The old boatyard stood on land reclaimed during the Second World War for this purpose, and it continued production until the 1990s, remaining an important source of employment in Looe.

The third choice of route might be to start out on the river path and then take a left-hand turn, further on through the woods, to turn right again on the top path through the trees and get the best of both worlds.

Kilminorth is a Local Nature Reserve, with an abundance of species through the year. Although the wood is predominantly sessile oak and birch, there are also beech and sycamore trees growing here, as well as sweet chestnut and the occasional Scots pine, and a holly understorey. In the spring there are banks of primroses and bluebells, followed by wood anemones, wood sorrel and dog violets. Blossom tumbles through the wild cherries, and in the summer honeysuckle twines through the undergrowth. Autumn brings edible berries to the bilberry bushes, and a profusion of fungi in the dark damp corners.

Many different mammals live among the trees, from tiny shrews and dormice all the way up to roe deer. Butterflies love it here, too. Look out for the white orange tip, the brown speckled wood, the holly blue and the silver-washed fritillary. You'll have to look even harder for the very rare "scarce merveille du jour" moth, which is found here, because with its mottled green-grey wings it is perfectly camouflaged against the lichen-clad trees! Other moths living here include hawk moths, swallowtails, and the peach blossom moth with its bold white spots.

Birds include predators like buzzards, sparrowhawks and sometimes peregrines, as well as owls. Nuthatches and various tits scamper around in the trees, as do squirrels, and green and greater spotted woodpeckers can be heard drilling in the bark for insects, while the liquid notes of birdsong from warblers, blackbirds and mistle thrushes mix with the gentle cooing of woodpigeons.

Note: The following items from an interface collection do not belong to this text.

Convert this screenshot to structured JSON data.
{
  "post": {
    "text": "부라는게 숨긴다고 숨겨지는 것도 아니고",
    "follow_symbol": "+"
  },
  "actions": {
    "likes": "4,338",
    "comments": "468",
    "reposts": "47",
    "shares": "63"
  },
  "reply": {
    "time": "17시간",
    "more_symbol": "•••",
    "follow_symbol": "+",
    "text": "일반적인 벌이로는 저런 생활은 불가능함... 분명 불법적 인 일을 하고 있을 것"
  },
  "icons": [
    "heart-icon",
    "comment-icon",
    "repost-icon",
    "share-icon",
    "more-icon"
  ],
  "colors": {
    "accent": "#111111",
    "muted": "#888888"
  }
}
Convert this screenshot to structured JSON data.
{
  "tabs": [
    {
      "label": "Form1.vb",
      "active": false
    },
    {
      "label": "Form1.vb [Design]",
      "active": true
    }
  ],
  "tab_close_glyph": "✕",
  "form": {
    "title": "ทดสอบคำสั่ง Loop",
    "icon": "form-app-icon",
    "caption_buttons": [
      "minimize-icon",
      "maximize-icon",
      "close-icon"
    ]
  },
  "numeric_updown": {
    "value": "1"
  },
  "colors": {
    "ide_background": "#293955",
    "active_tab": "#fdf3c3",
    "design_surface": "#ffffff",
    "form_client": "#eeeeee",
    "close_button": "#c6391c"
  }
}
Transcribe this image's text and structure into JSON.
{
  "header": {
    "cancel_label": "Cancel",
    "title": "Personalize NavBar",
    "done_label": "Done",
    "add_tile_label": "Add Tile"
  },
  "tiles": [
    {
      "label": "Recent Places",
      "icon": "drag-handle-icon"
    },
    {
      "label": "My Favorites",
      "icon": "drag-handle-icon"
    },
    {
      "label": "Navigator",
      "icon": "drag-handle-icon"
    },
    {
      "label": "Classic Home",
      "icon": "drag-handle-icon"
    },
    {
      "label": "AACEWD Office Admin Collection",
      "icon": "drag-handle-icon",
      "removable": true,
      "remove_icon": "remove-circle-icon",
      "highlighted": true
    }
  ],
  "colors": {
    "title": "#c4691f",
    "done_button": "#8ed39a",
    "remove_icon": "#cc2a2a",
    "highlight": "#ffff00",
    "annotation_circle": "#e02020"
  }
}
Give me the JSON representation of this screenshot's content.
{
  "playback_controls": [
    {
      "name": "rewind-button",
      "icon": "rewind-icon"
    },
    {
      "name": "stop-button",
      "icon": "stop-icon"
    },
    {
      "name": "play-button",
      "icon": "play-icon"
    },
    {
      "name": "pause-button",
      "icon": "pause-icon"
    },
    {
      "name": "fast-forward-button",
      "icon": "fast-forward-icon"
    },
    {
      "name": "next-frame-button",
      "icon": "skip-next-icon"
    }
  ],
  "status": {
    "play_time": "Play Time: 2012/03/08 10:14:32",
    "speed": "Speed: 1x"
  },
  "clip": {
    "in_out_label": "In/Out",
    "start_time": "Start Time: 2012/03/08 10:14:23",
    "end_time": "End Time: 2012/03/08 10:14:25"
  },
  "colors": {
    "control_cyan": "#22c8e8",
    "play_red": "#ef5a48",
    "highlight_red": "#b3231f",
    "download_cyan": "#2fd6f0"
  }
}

Many different species of waterbirds and wildfowl make their home on the creek, to be joined at various times of year by migrant visitors passing through. These include herons and Canada geese, as well as smaller birds such as shelduck, little grebes and dabchicks. The shrill calls of oystercatchers and curlews mingle with the cries of the gulls coming in from the sea, while further inland you may be lucky enough to glimpse the blue and orange flash of a kingfisher over the water.

  1. Reaching Watergate, turn left on the road and walk gently uphill to Kilminorth.
  2. At Kilminorth carry on past the turnings left and right, leading to buildings, until you come to the lane on your left at the right-hand bend.
  3. Turn left here on the footpath and follow it downhill and through the fields to the path which drops steeply through the woods.
  4. Turn right on the path at the bottom, and follow it back down through the woods to Millpool car park. Retrace your steps through West Looe to re-cross the bridge, and then turn left up Station Road to return to the station.

Public transport

Looe Valley Line services run year round Monday to Saturday. The line has a Sunday service in the summer. The Looe Valley Line links to the mainline at Liskeard which has connections from London, Bristol, Plymouth and many other places. For details of all train times and fares contact National Rail Enquiries on 08457 48 49 50 or visit Great Western Railway


Walk Finder


Postcode, placename or click the icon to use current location

Click/hold and drag the map to set the centre point of your search location under the red crosshair

from this location


Length (miles)



Find somewhere to Eat & Drink, Sleep or Do


Postcode, placename or click the icon to use current location

Click/hold and drag the map to set the centre point of your search location under the red crosshair

from this location

Interactive Map


Latest news